(TASK) Images excluded, repeat each entry below exactly.

▼

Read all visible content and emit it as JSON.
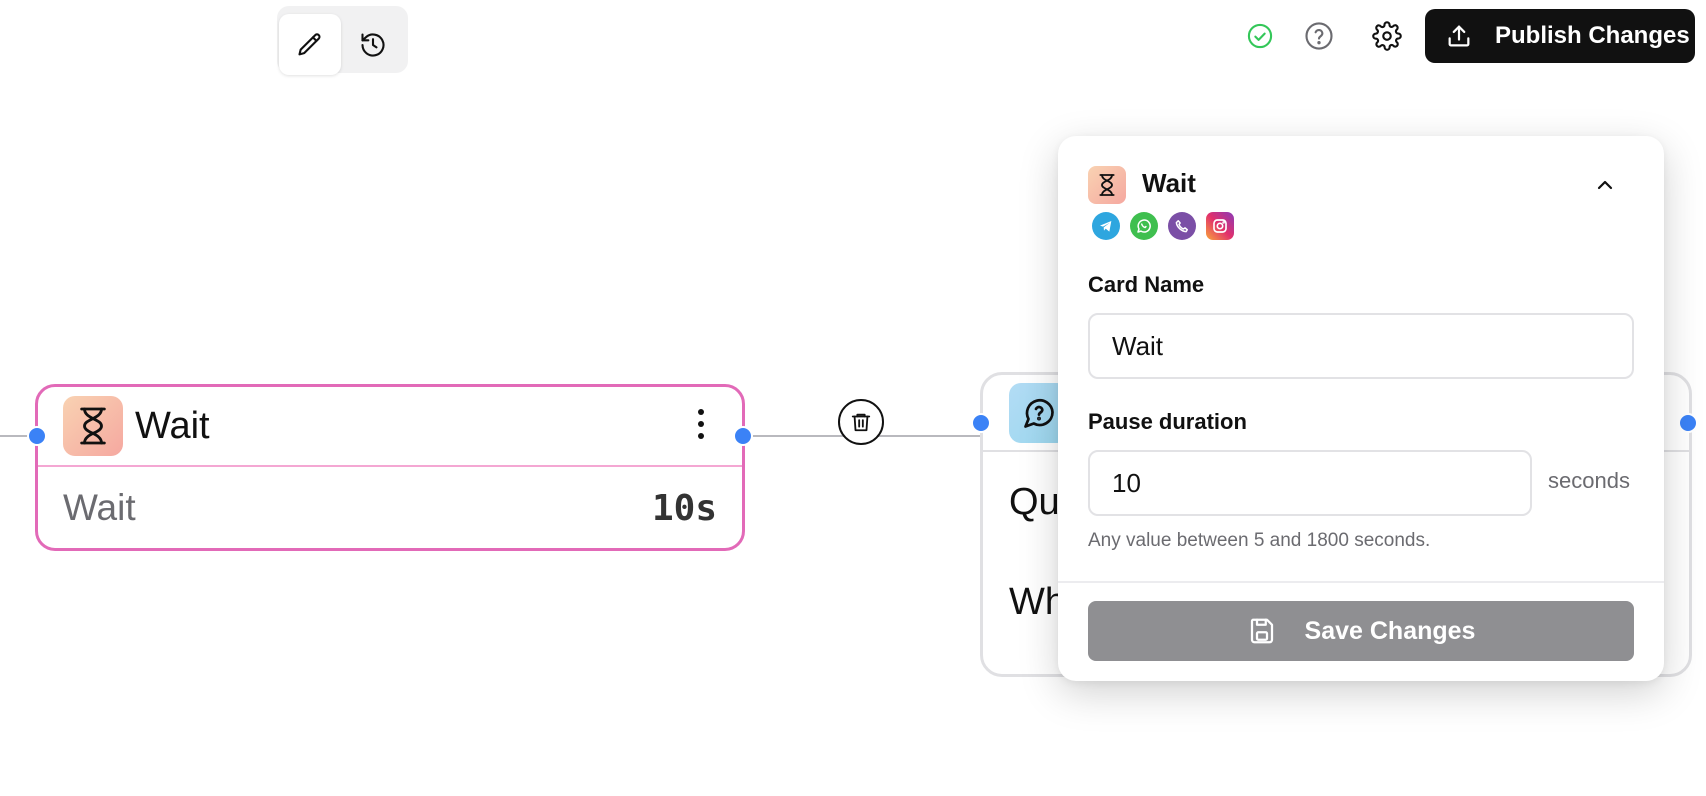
{
  "toolbar": {
    "edit_icon": "pencil-icon",
    "history_icon": "history-icon",
    "status_icon": "check-circle-icon",
    "help_icon": "question-circle-icon",
    "settings_icon": "gear-icon",
    "publish_label": "Publish Changes",
    "publish_icon": "upload-icon"
  },
  "wait_node": {
    "title": "Wait",
    "label": "Wait",
    "value": "10s"
  },
  "quiz_node": {
    "row1": "Qui",
    "row2": "Wh"
  },
  "panel": {
    "title": "Wait",
    "channels": [
      "telegram",
      "whatsapp",
      "viber",
      "instagram"
    ],
    "card_name_label": "Card Name",
    "card_name_value": "Wait",
    "pause_label": "Pause duration",
    "pause_value": "10",
    "pause_unit": "seconds",
    "help_text": "Any value between 5 and 1800 seconds.",
    "save_label": "Save Changes"
  },
  "colors": {
    "accent_pink": "#e26ab8",
    "node_dot": "#3b82f6",
    "publish_bg": "#111111",
    "save_bg": "#8f8f92",
    "status_green": "#34c759"
  }
}
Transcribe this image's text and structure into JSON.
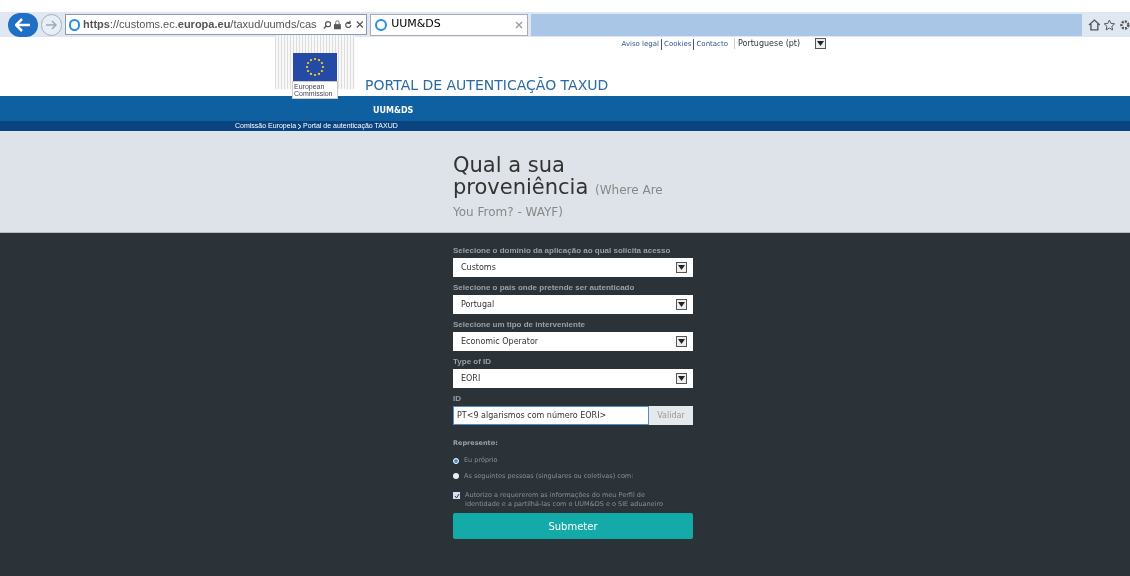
{
  "browser": {
    "url": "**https**://customs.ec.**europa.eu**/taxud/uumds/cas",
    "tab_title": "UUM&DS"
  },
  "top_links": [
    "Aviso legal",
    "Cookies",
    "Contacto"
  ],
  "language": {
    "value": "Portuguese (pt)"
  },
  "logo": {
    "line1": "European",
    "line2": "Commission"
  },
  "header": {
    "title": "PORTAL DE AUTENTICAÇÃO TAXUD",
    "subtitle": "UUM&DS"
  },
  "breadcrumb": [
    "Comissão Europeia",
    "Portal de autenticação TAXUD"
  ],
  "page_title": {
    "main": "Qual a sua proveniência",
    "sub": "(Where Are You From? - WAYF)"
  },
  "fields": [
    {
      "kind": "select",
      "label": "Selecione o domínio da aplicação ao qual solicita acesso",
      "value": "Customs"
    },
    {
      "kind": "select",
      "label": "Selecione o país onde pretende ser autenticado",
      "value": "Portugal"
    },
    {
      "kind": "select",
      "label": "Selecione um tipo de interveniente",
      "value": "Economic Operator"
    },
    {
      "kind": "select",
      "label": "Type of ID",
      "value": "EORI"
    },
    {
      "kind": "input",
      "label": "ID",
      "value": "PT<9 algarismos com número EORI>",
      "button": "Validar"
    }
  ],
  "represent": {
    "label": "Represento:",
    "options": [
      {
        "label": "Eu próprio",
        "selected": true
      },
      {
        "label": "As seguintes pessoas (singulares ou coletivas) com:",
        "selected": false
      }
    ]
  },
  "consent": {
    "label": "Autorizo a requererem as informações do meu Perfil de Identidade e a partilhá-las com o UUM&DS e o SIE aduaneiro",
    "checked": true
  },
  "submit": "Submeter"
}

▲

(SOLUTION)
Read all visible content and emit it as JSON.
{
  "toolbar": {
    "edit_icon": "pencil-icon",
    "history_icon": "history-icon",
    "status_icon": "check-circle-icon",
    "help_icon": "question-circle-icon",
    "settings_icon": "gear-icon",
    "publish_label": "Publish Changes",
    "publish_icon": "upload-icon"
  },
  "wait_node": {
    "title": "Wait",
    "label": "Wait",
    "value": "10s"
  },
  "quiz_node": {
    "row1": "Qui",
    "row2": "Wh"
  },
  "panel": {
    "title": "Wait",
    "channels": [
      "telegram",
      "whatsapp",
      "viber",
      "instagram"
    ],
    "card_name_label": "Card Name",
    "card_name_value": "Wait",
    "pause_label": "Pause duration",
    "pause_value": "10",
    "pause_unit": "seconds",
    "help_text": "Any value between 5 and 1800 seconds.",
    "save_label": "Save Changes"
  },
  "colors": {
    "accent_pink": "#e26ab8",
    "node_dot": "#3b82f6",
    "publish_bg": "#111111",
    "save_bg": "#8f8f92",
    "status_green": "#34c759"
  }
}
Transcribe this image's text and structure into JSON.
{
  "browser": {
    "url": "**https**://customs.ec.**europa.eu**/taxud/uumds/cas",
    "tab_title": "UUM&DS"
  },
  "top_links": [
    "Aviso legal",
    "Cookies",
    "Contacto"
  ],
  "language": {
    "value": "Portuguese (pt)"
  },
  "logo": {
    "line1": "European",
    "line2": "Commission"
  },
  "header": {
    "title": "PORTAL DE AUTENTICAÇÃO TAXUD",
    "subtitle": "UUM&DS"
  },
  "breadcrumb": [
    "Comissão Europeia",
    "Portal de autenticação TAXUD"
  ],
  "page_title": {
    "main": "Qual a sua proveniência",
    "sub": "(Where Are You From? - WAYF)"
  },
  "fields": [
    {
      "kind": "select",
      "label": "Selecione o domínio da aplicação ao qual solicita acesso",
      "value": "Customs"
    },
    {
      "kind": "select",
      "label": "Selecione o país onde pretende ser autenticado",
      "value": "Portugal"
    },
    {
      "kind": "select",
      "label": "Selecione um tipo de interveniente",
      "value": "Economic Operator"
    },
    {
      "kind": "select",
      "label": "Type of ID",
      "value": "EORI"
    },
    {
      "kind": "input",
      "label": "ID",
      "value": "PT<9 algarismos com número EORI>",
      "button": "Validar"
    }
  ],
  "represent": {
    "label": "Represento:",
    "options": [
      {
        "label": "Eu próprio",
        "selected": true
      },
      {
        "label": "As seguintes pessoas (singulares ou coletivas) com:",
        "selected": false
      }
    ]
  },
  "consent": {
    "label": "Autorizo a requererem as informações do meu Perfil de Identidade e a partilhá-las com o UUM&DS e o SIE aduaneiro",
    "checked": true
  },
  "submit": "Submeter"
}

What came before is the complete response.